- WHAT THE EXERCISE ASKS -
This task calls for copying every line in the data below that contains the word "fraction".

(Stored records)
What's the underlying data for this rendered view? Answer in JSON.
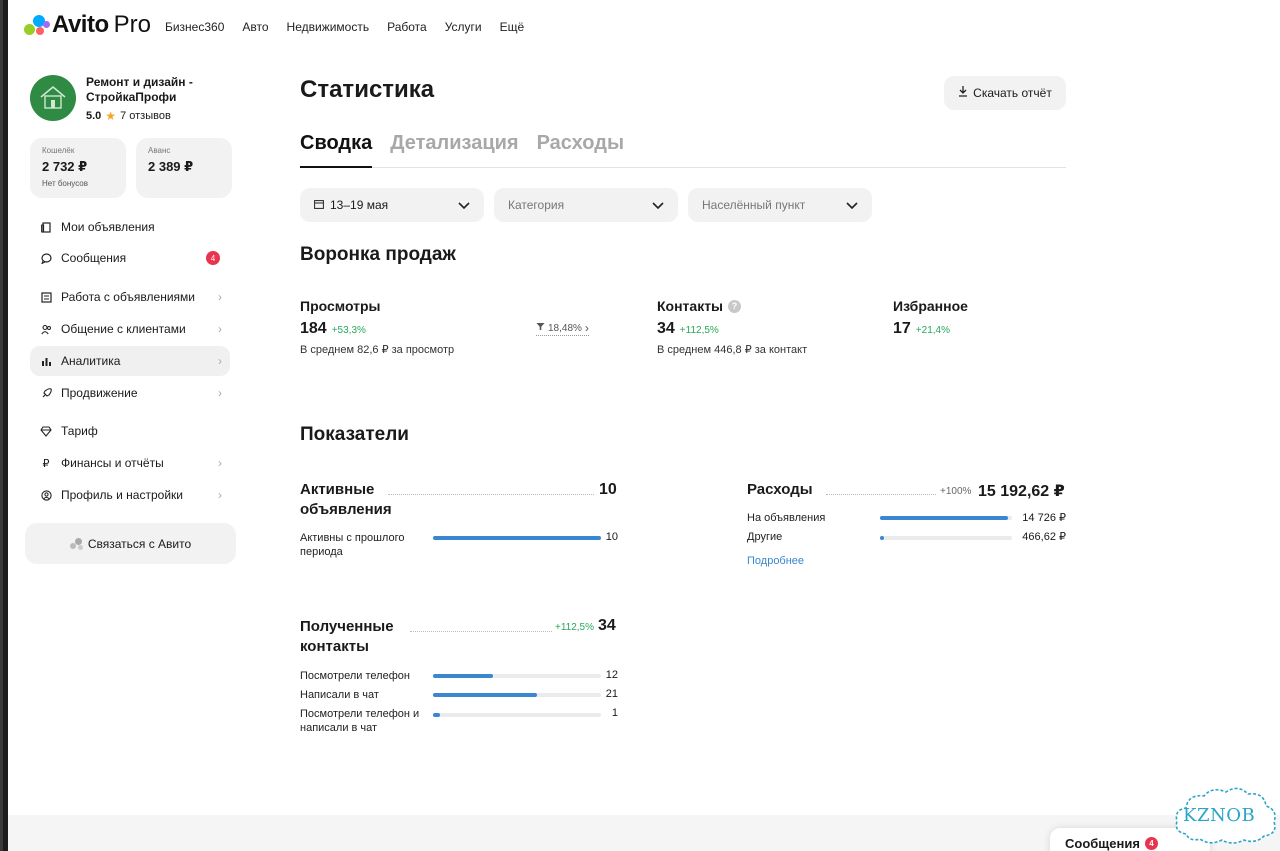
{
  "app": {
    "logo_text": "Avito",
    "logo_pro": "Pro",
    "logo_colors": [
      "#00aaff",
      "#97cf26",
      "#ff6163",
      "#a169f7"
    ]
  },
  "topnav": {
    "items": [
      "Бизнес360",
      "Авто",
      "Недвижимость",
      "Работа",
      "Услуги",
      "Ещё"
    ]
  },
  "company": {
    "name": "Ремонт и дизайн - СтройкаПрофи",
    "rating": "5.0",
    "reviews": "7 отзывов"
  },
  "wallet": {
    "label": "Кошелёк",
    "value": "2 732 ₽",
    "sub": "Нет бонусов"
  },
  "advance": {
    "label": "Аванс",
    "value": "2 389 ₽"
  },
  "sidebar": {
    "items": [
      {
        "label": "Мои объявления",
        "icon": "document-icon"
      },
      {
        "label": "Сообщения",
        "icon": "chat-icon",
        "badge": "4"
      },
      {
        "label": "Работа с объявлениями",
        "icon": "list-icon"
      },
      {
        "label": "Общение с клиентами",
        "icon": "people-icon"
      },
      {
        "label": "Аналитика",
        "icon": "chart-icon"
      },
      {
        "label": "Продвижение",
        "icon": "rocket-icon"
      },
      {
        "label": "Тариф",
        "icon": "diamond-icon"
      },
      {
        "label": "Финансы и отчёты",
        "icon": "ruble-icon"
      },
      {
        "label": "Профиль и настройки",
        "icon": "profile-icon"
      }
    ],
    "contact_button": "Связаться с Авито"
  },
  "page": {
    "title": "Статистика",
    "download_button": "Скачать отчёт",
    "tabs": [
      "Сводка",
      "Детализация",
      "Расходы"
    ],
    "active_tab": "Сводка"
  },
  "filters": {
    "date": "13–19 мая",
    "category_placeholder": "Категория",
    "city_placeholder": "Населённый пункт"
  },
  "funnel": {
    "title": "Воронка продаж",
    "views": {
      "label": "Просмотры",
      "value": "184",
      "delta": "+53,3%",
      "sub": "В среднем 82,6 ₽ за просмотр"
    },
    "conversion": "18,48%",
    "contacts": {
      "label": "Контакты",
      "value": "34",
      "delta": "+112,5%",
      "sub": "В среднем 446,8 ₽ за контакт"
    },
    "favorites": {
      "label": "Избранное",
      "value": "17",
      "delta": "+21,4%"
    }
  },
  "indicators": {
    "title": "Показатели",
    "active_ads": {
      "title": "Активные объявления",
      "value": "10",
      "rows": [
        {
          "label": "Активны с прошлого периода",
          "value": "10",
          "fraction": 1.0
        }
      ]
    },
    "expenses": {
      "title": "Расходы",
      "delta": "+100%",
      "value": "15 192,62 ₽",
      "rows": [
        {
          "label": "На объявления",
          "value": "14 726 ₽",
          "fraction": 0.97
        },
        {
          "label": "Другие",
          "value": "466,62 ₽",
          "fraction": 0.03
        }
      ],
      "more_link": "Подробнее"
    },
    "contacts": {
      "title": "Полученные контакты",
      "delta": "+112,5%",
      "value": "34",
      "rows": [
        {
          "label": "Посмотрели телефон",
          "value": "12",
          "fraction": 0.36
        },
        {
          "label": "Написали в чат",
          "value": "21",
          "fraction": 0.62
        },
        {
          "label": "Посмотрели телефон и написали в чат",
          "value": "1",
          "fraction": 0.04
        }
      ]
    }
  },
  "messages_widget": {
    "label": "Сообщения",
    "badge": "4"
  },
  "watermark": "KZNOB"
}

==

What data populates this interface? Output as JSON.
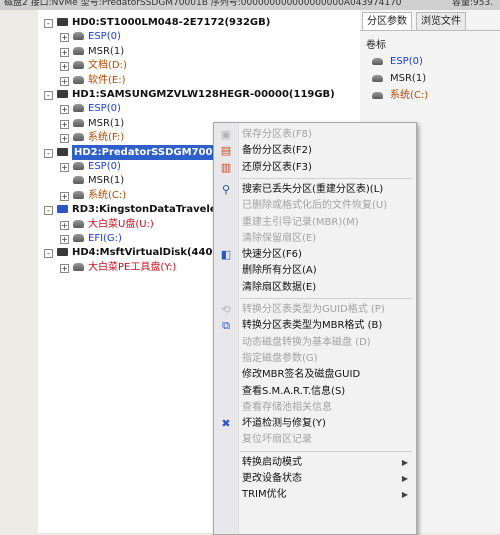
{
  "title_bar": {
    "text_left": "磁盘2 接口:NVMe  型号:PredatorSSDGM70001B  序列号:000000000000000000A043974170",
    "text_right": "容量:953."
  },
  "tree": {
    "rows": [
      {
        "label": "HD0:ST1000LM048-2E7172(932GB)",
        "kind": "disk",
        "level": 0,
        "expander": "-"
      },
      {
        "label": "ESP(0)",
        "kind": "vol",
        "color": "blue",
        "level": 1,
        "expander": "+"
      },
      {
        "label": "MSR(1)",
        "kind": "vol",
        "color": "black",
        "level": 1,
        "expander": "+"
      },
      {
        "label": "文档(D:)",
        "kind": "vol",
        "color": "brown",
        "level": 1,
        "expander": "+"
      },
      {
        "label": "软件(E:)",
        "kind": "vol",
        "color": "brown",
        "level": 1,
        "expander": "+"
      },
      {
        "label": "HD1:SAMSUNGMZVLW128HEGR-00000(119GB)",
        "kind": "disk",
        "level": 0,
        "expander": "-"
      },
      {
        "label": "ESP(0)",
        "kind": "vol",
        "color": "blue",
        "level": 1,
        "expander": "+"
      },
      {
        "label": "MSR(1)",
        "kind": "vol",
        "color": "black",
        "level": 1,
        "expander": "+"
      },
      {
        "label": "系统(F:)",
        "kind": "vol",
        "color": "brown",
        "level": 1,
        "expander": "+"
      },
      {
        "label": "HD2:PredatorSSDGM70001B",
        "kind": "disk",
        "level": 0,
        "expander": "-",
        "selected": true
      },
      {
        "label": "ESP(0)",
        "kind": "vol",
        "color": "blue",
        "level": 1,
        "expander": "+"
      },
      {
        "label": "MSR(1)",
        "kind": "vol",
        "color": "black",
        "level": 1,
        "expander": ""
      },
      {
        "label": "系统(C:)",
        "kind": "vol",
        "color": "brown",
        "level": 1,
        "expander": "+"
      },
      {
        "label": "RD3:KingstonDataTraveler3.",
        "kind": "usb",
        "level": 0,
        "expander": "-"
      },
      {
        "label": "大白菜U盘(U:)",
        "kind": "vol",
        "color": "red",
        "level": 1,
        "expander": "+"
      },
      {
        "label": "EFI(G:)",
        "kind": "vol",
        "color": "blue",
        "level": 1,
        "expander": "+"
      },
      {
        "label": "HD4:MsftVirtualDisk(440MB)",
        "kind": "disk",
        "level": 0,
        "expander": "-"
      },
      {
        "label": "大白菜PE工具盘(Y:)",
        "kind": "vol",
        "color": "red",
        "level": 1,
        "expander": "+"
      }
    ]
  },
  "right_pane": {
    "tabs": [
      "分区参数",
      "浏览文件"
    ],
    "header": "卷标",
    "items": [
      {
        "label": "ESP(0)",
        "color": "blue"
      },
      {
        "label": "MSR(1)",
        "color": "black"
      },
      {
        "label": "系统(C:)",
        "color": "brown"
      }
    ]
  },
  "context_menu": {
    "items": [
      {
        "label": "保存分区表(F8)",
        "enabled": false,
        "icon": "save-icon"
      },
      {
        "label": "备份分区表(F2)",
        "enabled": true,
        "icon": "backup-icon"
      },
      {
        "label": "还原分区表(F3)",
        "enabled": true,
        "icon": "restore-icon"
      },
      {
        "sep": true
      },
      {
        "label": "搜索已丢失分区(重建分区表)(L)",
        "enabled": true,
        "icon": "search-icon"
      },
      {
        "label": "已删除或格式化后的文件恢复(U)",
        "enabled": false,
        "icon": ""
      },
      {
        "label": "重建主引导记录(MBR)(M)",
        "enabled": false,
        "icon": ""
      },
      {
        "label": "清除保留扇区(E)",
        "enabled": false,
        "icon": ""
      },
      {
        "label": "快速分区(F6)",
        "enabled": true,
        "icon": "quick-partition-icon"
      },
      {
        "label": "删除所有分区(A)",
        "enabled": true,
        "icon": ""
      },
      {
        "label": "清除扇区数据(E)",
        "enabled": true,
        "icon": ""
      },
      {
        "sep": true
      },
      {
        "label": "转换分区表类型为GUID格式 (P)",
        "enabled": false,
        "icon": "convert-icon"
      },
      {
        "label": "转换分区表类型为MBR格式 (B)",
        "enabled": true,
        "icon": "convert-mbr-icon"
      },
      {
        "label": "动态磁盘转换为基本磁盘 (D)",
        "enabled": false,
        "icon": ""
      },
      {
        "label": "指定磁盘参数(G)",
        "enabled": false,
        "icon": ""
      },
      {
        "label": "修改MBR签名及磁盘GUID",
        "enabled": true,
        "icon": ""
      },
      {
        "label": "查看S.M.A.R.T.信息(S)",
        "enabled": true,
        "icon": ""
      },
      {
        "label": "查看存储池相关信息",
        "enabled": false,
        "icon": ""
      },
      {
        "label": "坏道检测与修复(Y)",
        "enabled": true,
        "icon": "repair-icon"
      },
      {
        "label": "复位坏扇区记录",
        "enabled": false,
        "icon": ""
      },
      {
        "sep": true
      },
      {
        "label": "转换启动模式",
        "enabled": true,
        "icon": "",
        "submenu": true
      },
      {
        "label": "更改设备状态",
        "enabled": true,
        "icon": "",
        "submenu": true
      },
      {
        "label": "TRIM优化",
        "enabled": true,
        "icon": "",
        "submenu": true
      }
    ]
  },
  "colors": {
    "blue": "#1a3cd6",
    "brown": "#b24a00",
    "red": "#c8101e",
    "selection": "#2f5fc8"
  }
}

- TASK ANSWER -
          "fraction": 1.0
          "fraction": 0.97
          "fraction": 0.03
          "fraction": 0.36
          "fraction": 0.62
          "fraction": 0.04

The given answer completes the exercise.